"""
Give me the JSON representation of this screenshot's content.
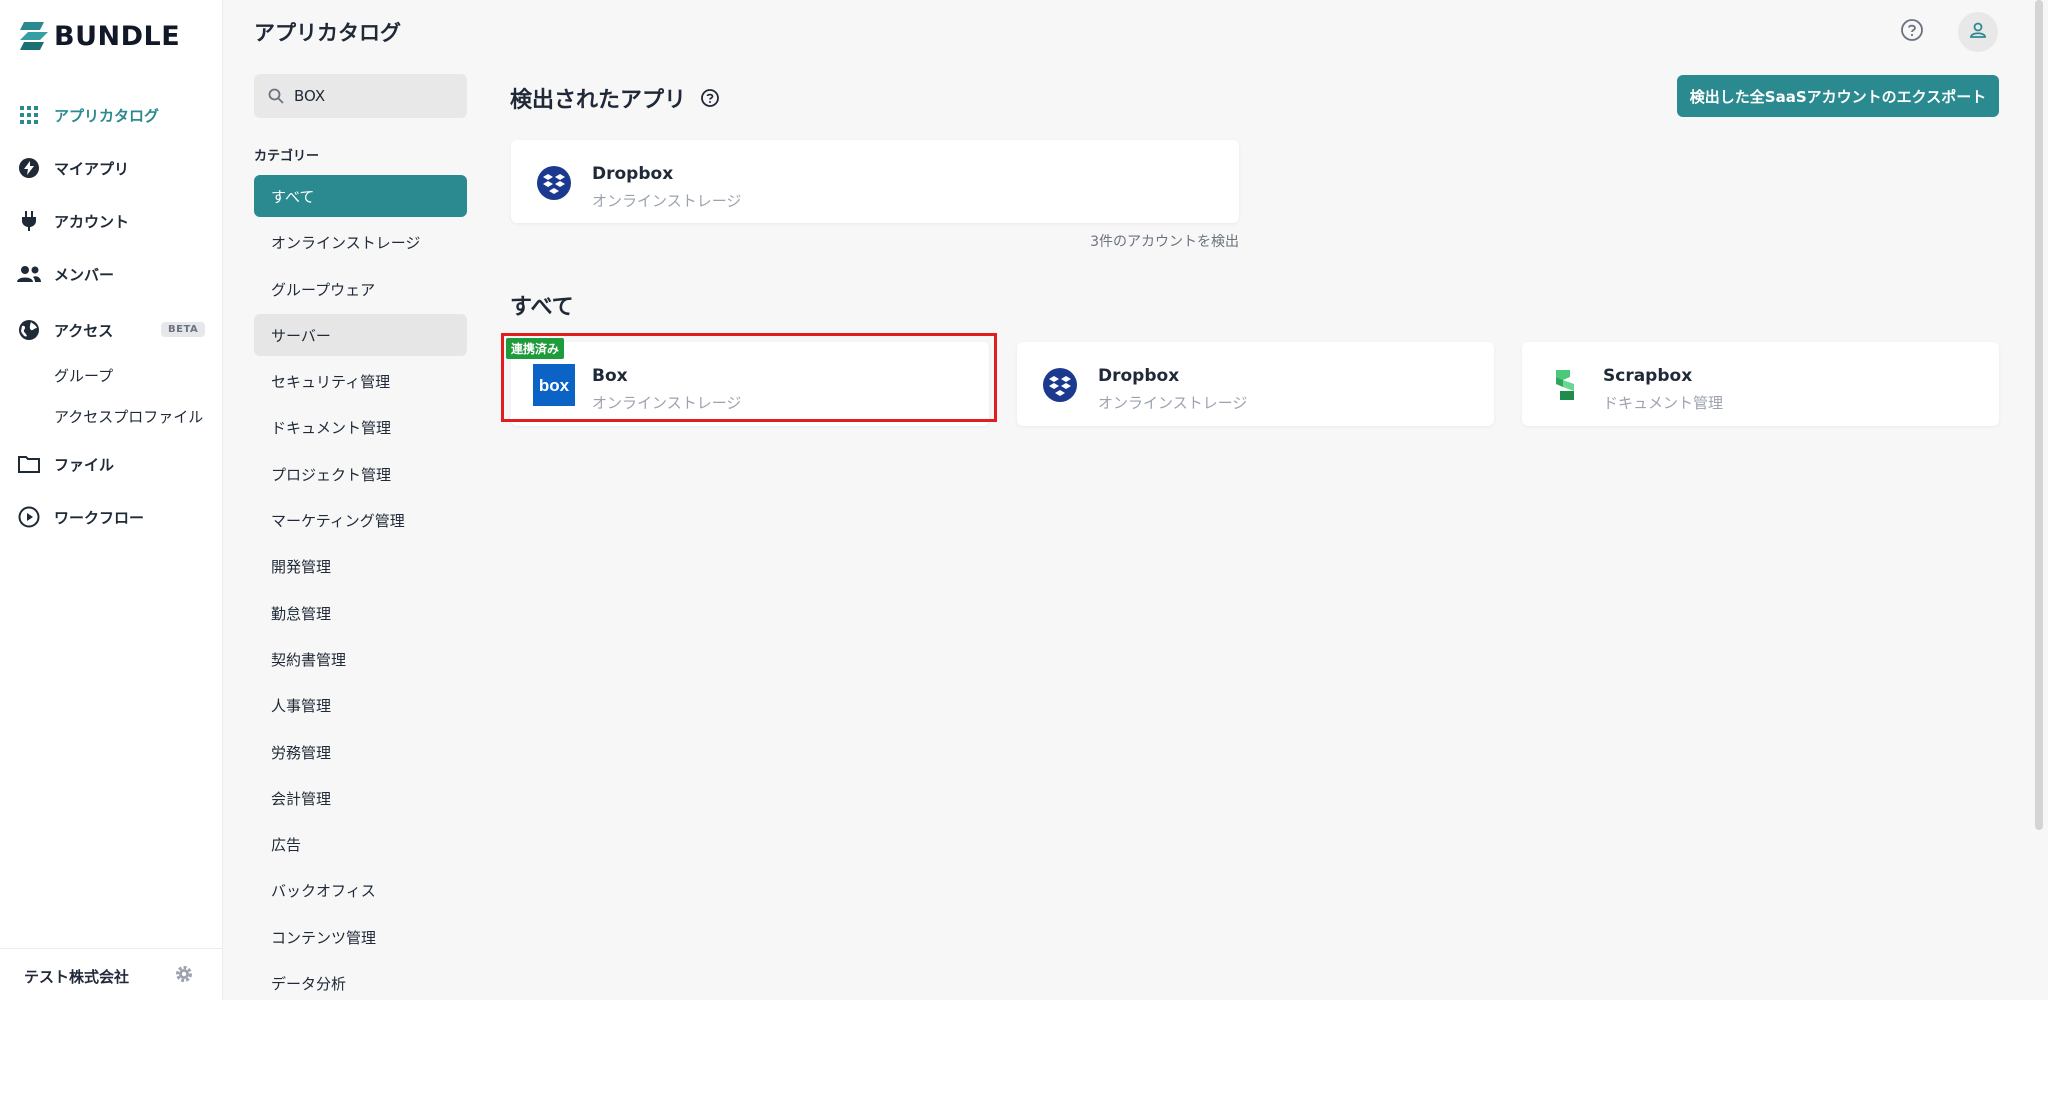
{
  "brand": {
    "name": "BUNDLE",
    "accent": "#2a8a8f"
  },
  "sidebar": {
    "items": [
      {
        "label": "アプリカタログ",
        "icon": "grid-icon",
        "active": true
      },
      {
        "label": "マイアプリ",
        "icon": "bolt-icon"
      },
      {
        "label": "アカウント",
        "icon": "plug-icon"
      },
      {
        "label": "メンバー",
        "icon": "people-icon"
      },
      {
        "label": "アクセス",
        "icon": "globe-icon",
        "badge": "BETA"
      },
      {
        "label": "ファイル",
        "icon": "folder-icon"
      },
      {
        "label": "ワークフロー",
        "icon": "play-circle-icon"
      }
    ],
    "access_sub": [
      "グループ",
      "アクセスプロファイル"
    ],
    "company": "テスト株式会社"
  },
  "header": {
    "title": "アプリカタログ"
  },
  "search": {
    "value": "BOX"
  },
  "categories": {
    "heading": "カテゴリー",
    "items": [
      "すべて",
      "オンラインストレージ",
      "グループウェア",
      "サーバー",
      "セキュリティ管理",
      "ドキュメント管理",
      "プロジェクト管理",
      "マーケティング管理",
      "開発管理",
      "勤怠管理",
      "契約書管理",
      "人事管理",
      "労務管理",
      "会計管理",
      "広告",
      "バックオフィス",
      "コンテンツ管理",
      "データ分析"
    ],
    "selected": "すべて"
  },
  "detected": {
    "title": "検出されたアプリ",
    "export_label": "検出した全SaaSアカウントのエクスポート",
    "apps": [
      {
        "name": "Dropbox",
        "category": "オンラインストレージ"
      }
    ],
    "count_text": "3件のアカウントを検出"
  },
  "all": {
    "title": "すべて",
    "apps": [
      {
        "name": "Box",
        "category": "オンラインストレージ",
        "badge": "連携済み"
      },
      {
        "name": "Dropbox",
        "category": "オンラインストレージ"
      },
      {
        "name": "Scrapbox",
        "category": "ドキュメント管理"
      }
    ]
  }
}
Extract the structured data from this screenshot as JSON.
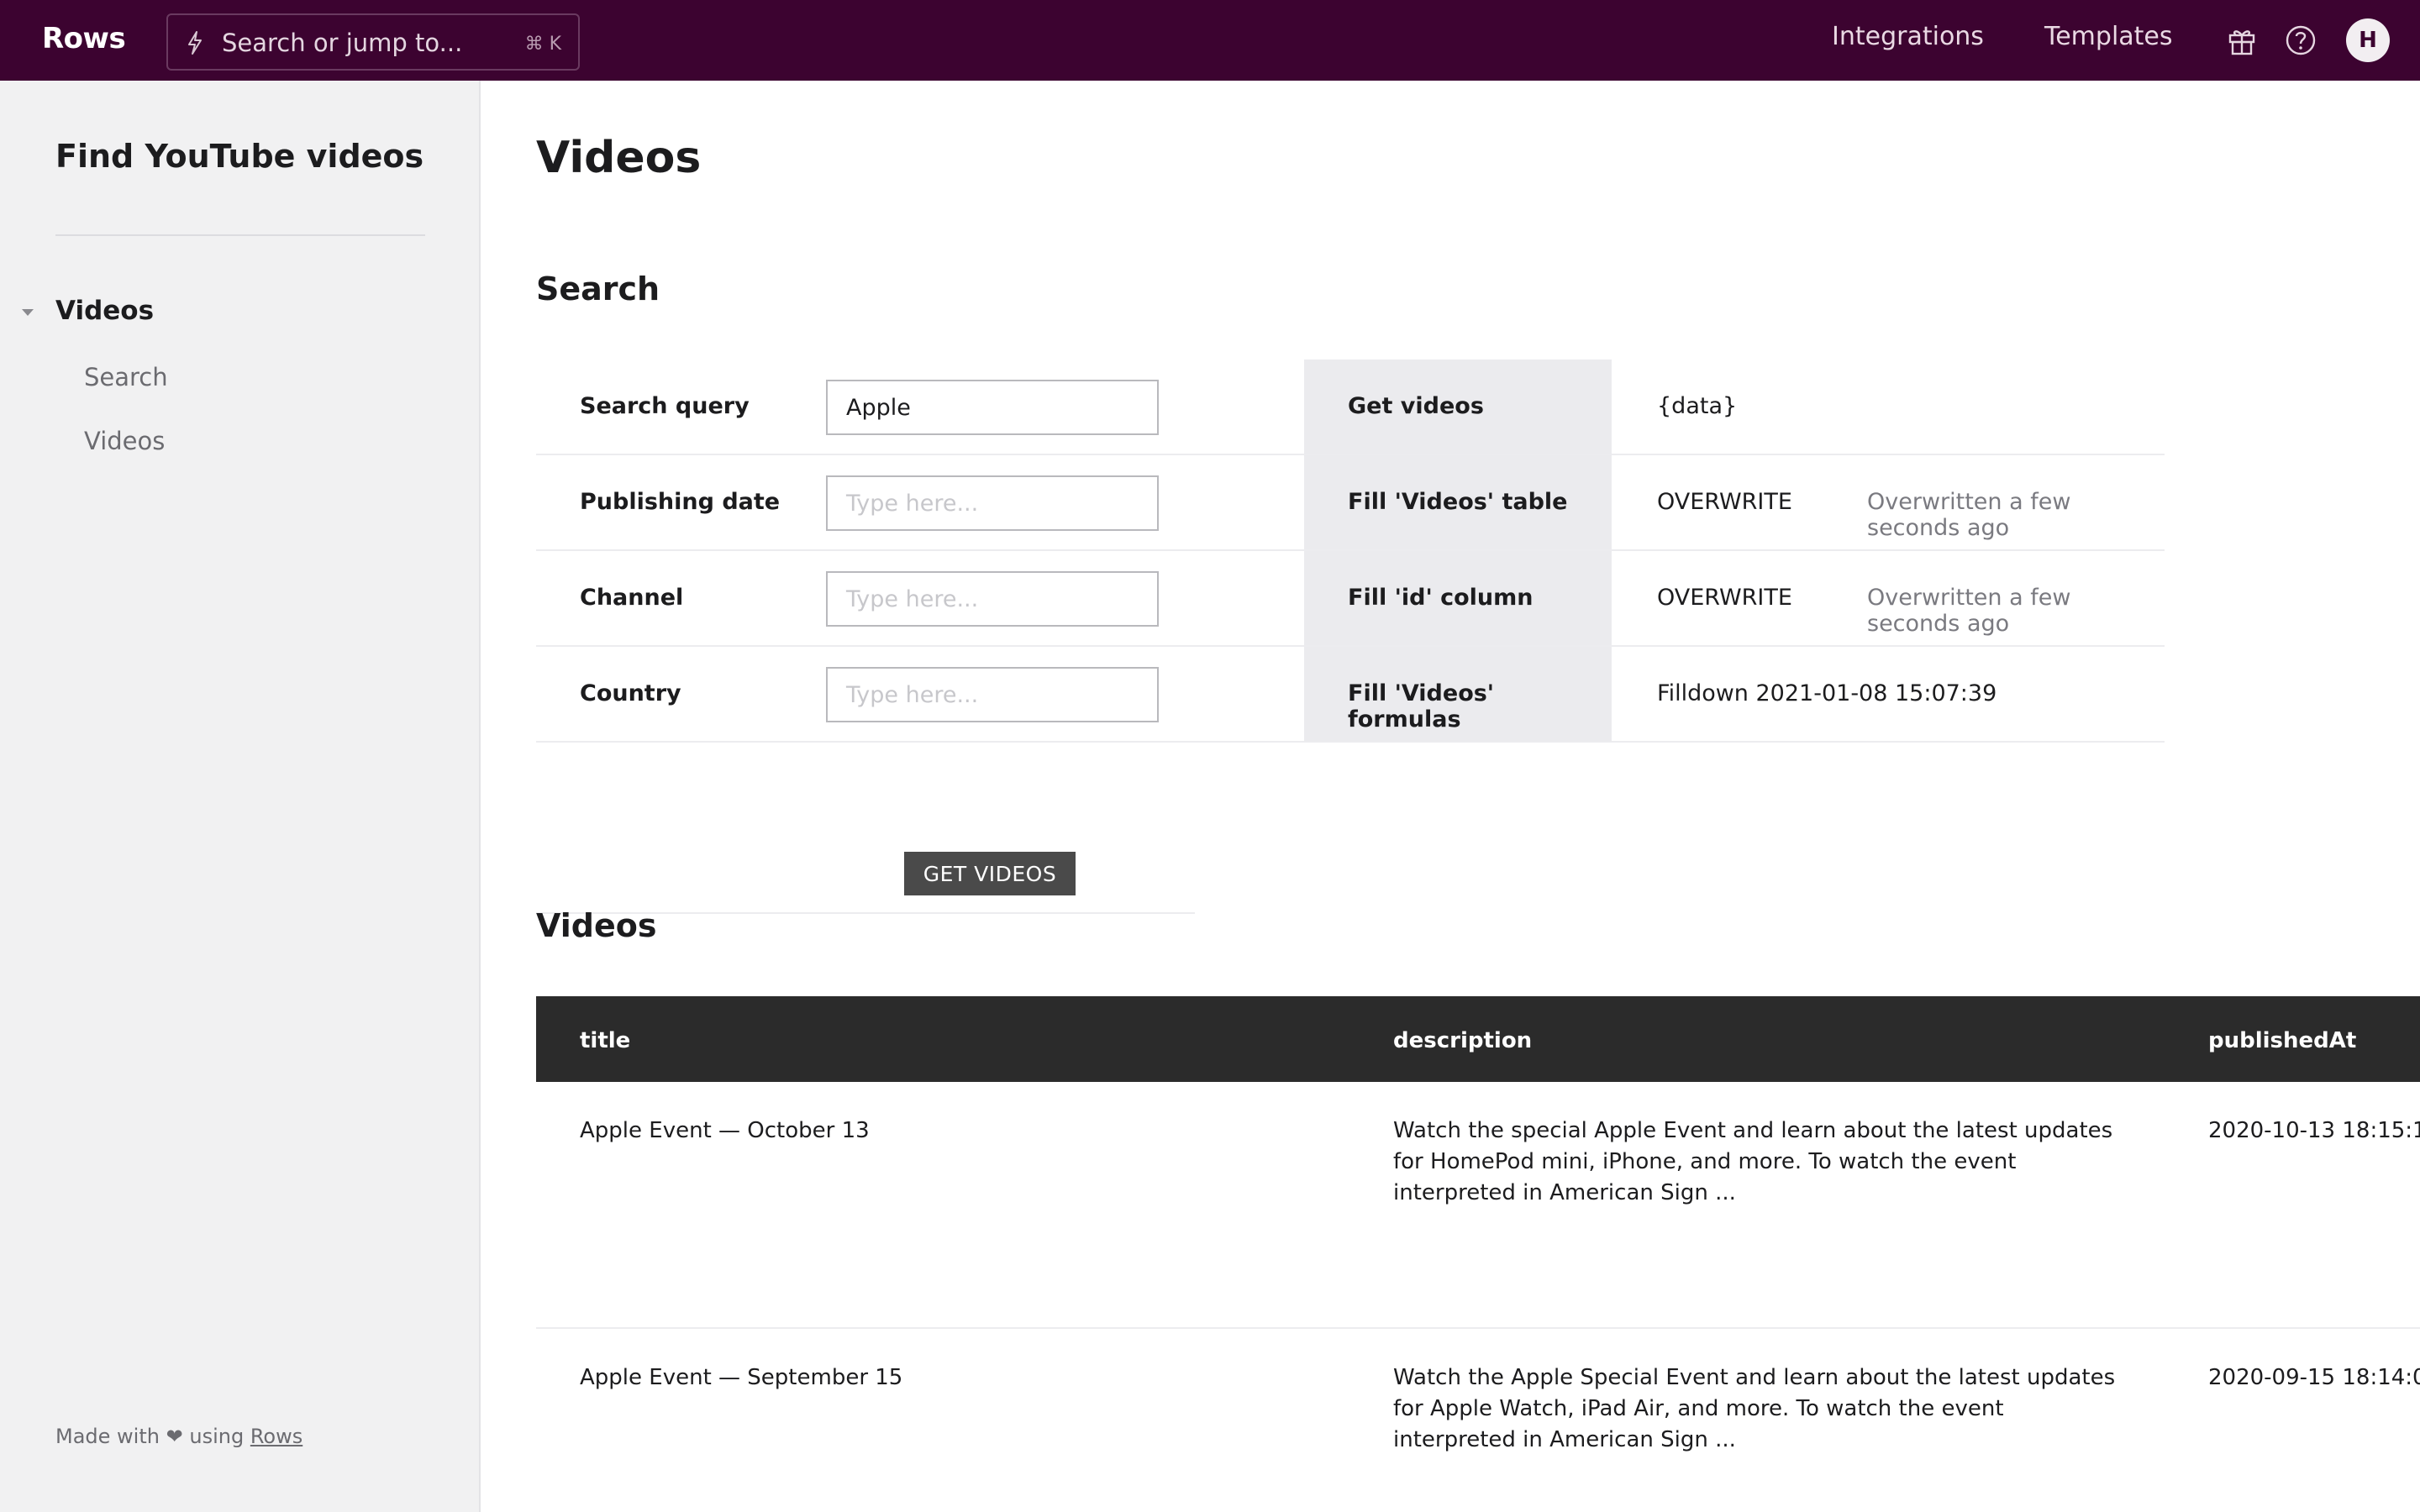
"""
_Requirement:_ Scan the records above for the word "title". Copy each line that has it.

_Exercise response:_
    "title": "アプリカタログ"
    "title": "検出されたアプリ",
    "title": "すべて",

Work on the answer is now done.